Data supplied Block Start

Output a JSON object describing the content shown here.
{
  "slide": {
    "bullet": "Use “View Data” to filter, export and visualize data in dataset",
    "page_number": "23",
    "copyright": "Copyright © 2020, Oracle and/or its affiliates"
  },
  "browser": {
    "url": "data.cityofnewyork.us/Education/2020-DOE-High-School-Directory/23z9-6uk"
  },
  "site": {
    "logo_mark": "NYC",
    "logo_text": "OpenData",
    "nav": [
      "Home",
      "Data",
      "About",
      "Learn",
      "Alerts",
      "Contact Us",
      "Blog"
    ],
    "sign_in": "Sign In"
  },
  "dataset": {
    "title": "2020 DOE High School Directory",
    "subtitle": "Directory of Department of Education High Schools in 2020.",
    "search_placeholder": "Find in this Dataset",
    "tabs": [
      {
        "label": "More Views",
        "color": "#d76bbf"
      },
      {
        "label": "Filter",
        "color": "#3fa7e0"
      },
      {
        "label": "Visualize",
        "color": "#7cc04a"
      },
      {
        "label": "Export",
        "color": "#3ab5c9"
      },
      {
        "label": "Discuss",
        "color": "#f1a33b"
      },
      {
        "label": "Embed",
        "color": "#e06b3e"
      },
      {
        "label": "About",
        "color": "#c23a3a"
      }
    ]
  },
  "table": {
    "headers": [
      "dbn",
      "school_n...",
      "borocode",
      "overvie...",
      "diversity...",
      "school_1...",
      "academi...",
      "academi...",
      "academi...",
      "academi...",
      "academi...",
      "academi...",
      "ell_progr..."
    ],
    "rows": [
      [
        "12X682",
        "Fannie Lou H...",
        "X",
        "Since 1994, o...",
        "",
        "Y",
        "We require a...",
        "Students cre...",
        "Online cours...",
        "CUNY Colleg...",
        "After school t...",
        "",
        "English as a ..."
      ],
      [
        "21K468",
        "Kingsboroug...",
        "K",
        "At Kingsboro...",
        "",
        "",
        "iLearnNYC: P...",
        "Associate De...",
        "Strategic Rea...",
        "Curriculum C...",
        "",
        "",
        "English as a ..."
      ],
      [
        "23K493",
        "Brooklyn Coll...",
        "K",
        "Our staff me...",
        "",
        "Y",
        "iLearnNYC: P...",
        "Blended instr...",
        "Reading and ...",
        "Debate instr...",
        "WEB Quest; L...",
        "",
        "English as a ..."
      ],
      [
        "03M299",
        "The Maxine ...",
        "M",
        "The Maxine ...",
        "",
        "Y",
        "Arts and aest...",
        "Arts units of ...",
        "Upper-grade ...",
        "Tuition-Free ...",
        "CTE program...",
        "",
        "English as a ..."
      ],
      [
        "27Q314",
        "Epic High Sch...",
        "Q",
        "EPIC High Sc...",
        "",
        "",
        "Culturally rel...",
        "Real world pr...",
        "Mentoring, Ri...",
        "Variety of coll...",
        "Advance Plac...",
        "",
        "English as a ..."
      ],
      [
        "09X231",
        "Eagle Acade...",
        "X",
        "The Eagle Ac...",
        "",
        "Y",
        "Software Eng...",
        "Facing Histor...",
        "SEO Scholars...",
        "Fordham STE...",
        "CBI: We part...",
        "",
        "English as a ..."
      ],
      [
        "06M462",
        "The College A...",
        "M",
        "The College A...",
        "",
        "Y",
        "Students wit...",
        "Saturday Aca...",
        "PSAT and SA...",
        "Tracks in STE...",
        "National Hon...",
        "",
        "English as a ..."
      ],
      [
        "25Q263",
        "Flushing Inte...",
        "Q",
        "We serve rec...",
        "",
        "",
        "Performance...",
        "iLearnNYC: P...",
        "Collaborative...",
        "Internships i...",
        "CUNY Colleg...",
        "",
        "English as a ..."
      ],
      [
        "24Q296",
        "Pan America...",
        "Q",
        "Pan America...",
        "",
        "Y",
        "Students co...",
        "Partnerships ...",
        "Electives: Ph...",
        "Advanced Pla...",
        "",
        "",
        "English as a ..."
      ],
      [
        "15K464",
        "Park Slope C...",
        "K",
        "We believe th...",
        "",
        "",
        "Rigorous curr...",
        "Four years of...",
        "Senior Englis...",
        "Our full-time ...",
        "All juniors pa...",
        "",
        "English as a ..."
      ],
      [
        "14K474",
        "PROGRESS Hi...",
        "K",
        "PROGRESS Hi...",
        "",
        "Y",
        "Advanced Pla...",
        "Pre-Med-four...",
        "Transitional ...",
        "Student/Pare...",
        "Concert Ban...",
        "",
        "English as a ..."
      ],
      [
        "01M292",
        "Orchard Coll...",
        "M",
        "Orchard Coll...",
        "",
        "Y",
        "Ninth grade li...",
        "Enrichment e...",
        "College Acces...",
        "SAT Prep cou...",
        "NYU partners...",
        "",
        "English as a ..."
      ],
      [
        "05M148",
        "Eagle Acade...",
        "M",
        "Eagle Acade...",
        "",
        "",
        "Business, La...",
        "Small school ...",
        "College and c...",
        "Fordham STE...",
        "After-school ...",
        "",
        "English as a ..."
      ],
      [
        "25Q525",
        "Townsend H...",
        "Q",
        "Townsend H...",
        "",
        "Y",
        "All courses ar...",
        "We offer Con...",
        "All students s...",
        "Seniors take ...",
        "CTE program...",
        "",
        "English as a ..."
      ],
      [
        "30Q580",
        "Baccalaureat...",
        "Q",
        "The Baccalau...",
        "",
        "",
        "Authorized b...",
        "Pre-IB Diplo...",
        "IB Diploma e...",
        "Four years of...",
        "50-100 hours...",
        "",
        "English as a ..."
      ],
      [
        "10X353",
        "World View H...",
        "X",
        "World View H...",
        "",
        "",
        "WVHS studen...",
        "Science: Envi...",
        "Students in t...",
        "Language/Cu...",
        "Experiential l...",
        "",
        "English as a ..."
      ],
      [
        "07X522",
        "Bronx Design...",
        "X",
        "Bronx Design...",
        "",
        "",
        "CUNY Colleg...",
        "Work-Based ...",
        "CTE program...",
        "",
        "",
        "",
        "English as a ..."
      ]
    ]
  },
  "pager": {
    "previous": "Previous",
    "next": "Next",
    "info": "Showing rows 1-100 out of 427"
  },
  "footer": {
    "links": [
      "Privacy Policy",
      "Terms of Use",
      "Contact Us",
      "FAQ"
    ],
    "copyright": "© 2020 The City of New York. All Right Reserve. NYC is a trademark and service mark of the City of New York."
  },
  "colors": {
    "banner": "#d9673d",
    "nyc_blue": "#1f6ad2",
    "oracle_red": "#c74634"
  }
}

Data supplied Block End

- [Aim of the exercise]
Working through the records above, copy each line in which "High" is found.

- [Answer space]
    "url": "data.cityofnewyork.us/Education/2020-DOE-High-School-Directory/23z9-6uk"
    "title": "2020 DOE High School Directory",
    "subtitle": "Directory of Department of Education High Schools in 2020.",
        "Epic High Sch...",
        "EPIC High Sc...",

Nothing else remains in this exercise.